• Exercise:
The pictures are to be dropped, and the records below are to be restated word for word.

*** Opening of Records for processing ***

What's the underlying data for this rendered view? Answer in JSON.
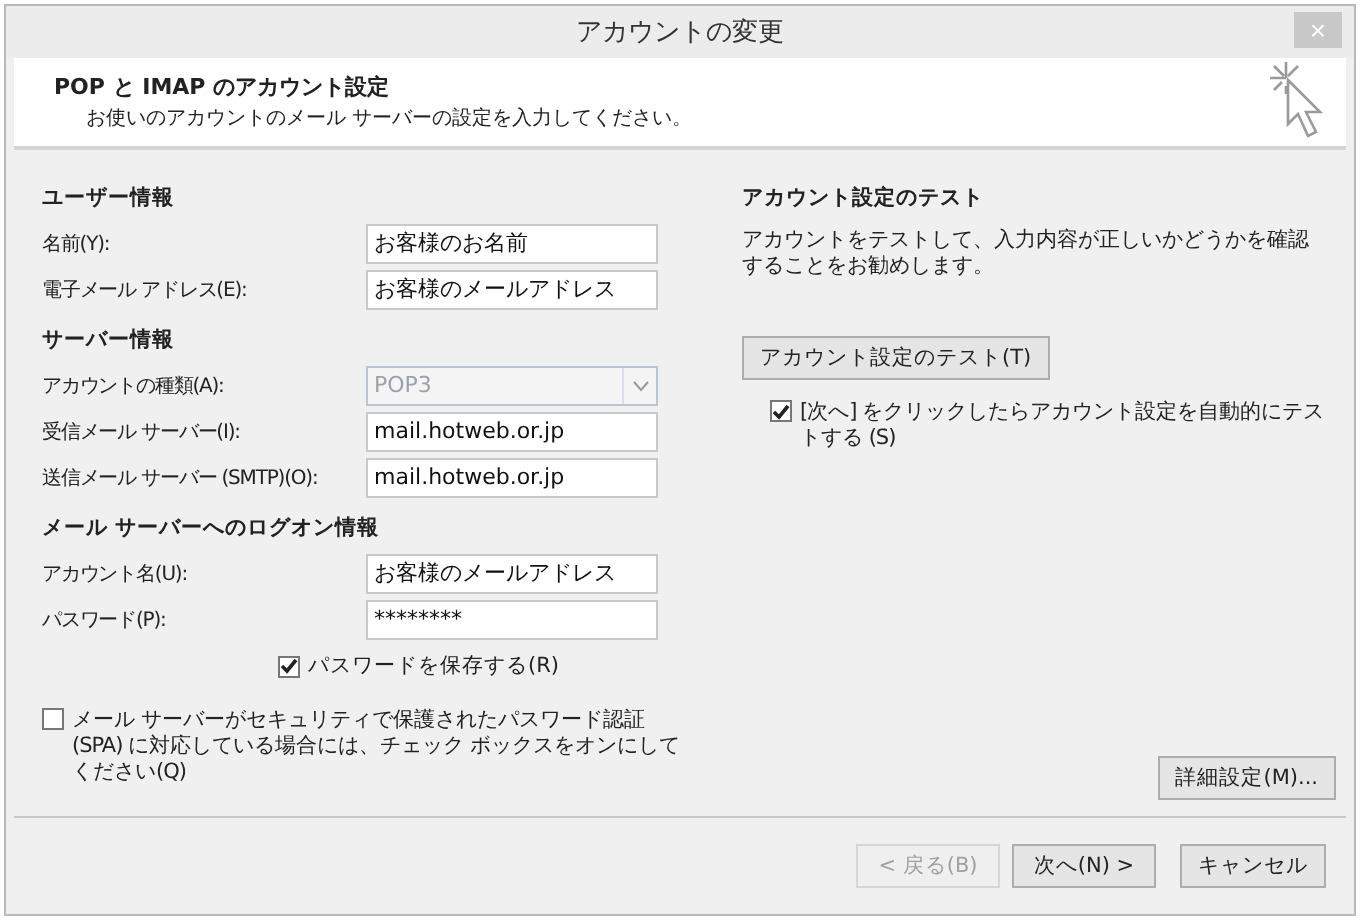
{
  "window": {
    "title": "アカウントの変更",
    "close": "×"
  },
  "header": {
    "heading": "POP と IMAP のアカウント設定",
    "subtitle": "お使いのアカウントのメール サーバーの設定を入力してください。"
  },
  "sections": [
    {
      "heading": "ユーザー情報",
      "fields": [
        {
          "label": "名前(Y):",
          "kind": "text",
          "value": "お客様のお名前",
          "disabled": false
        },
        {
          "label": "電子メール アドレス(E):",
          "kind": "text",
          "value": "お客様のメールアドレス",
          "disabled": false
        }
      ]
    },
    {
      "heading": "サーバー情報",
      "fields": [
        {
          "label": "アカウントの種類(A):",
          "kind": "select",
          "value": "POP3",
          "disabled": true
        },
        {
          "label": "受信メール サーバー(I):",
          "kind": "text",
          "value": "mail.hotweb.or.jp",
          "disabled": false
        },
        {
          "label": "送信メール サーバー (SMTP)(O):",
          "kind": "text",
          "value": "mail.hotweb.or.jp",
          "disabled": false
        }
      ]
    },
    {
      "heading": "メール サーバーへのログオン情報",
      "fields": [
        {
          "label": "アカウント名(U):",
          "kind": "text",
          "value": "お客様のメールアドレス",
          "disabled": false
        },
        {
          "label": "パスワード(P):",
          "kind": "text",
          "value": "********",
          "disabled": false
        }
      ]
    }
  ],
  "save_password": {
    "label": "パスワードを保存する(R)",
    "checked": true
  },
  "spa": {
    "label": "メール サーバーがセキュリティで保護されたパスワード認証 (SPA) に対応している場合には、チェック ボックスをオンにしてください(Q)",
    "checked": false
  },
  "test": {
    "heading": "アカウント設定のテスト",
    "description": "アカウントをテストして、入力内容が正しいかどうかを確認することをお勧めします。",
    "button": "アカウント設定のテスト(T)",
    "auto_test": {
      "label": "[次へ] をクリックしたらアカウント設定を自動的にテストする (S)",
      "checked": true
    }
  },
  "advanced_button": "詳細設定(M)...",
  "footer_buttons": [
    {
      "label": "< 戻る(B)",
      "disabled": true
    },
    {
      "label": "次へ(N) >",
      "disabled": false
    },
    {
      "label": "キャンセル",
      "disabled": false
    }
  ]
}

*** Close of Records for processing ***

• Response to the exercise:
What's the underlying data for this rendered view? Answer in JSON.
{
  "window": {
    "title": "アカウントの変更",
    "close": "×"
  },
  "header": {
    "heading": "POP と IMAP のアカウント設定",
    "subtitle": "お使いのアカウントのメール サーバーの設定を入力してください。"
  },
  "sections": [
    {
      "heading": "ユーザー情報",
      "fields": [
        {
          "label": "名前(Y):",
          "kind": "text",
          "value": "お客様のお名前",
          "disabled": false
        },
        {
          "label": "電子メール アドレス(E):",
          "kind": "text",
          "value": "お客様のメールアドレス",
          "disabled": false
        }
      ]
    },
    {
      "heading": "サーバー情報",
      "fields": [
        {
          "label": "アカウントの種類(A):",
          "kind": "select",
          "value": "POP3",
          "disabled": true
        },
        {
          "label": "受信メール サーバー(I):",
          "kind": "text",
          "value": "mail.hotweb.or.jp",
          "disabled": false
        },
        {
          "label": "送信メール サーバー (SMTP)(O):",
          "kind": "text",
          "value": "mail.hotweb.or.jp",
          "disabled": false
        }
      ]
    },
    {
      "heading": "メール サーバーへのログオン情報",
      "fields": [
        {
          "label": "アカウント名(U):",
          "kind": "text",
          "value": "お客様のメールアドレス",
          "disabled": false
        },
        {
          "label": "パスワード(P):",
          "kind": "text",
          "value": "********",
          "disabled": false
        }
      ]
    }
  ],
  "save_password": {
    "label": "パスワードを保存する(R)",
    "checked": true
  },
  "spa": {
    "label": "メール サーバーがセキュリティで保護されたパスワード認証 (SPA) に対応している場合には、チェック ボックスをオンにしてください(Q)",
    "checked": false
  },
  "test": {
    "heading": "アカウント設定のテスト",
    "description": "アカウントをテストして、入力内容が正しいかどうかを確認することをお勧めします。",
    "button": "アカウント設定のテスト(T)",
    "auto_test": {
      "label": "[次へ] をクリックしたらアカウント設定を自動的にテストする (S)",
      "checked": true
    }
  },
  "advanced_button": "詳細設定(M)...",
  "footer_buttons": [
    {
      "label": "< 戻る(B)",
      "disabled": true
    },
    {
      "label": "次へ(N) >",
      "disabled": false
    },
    {
      "label": "キャンセル",
      "disabled": false
    }
  ]
}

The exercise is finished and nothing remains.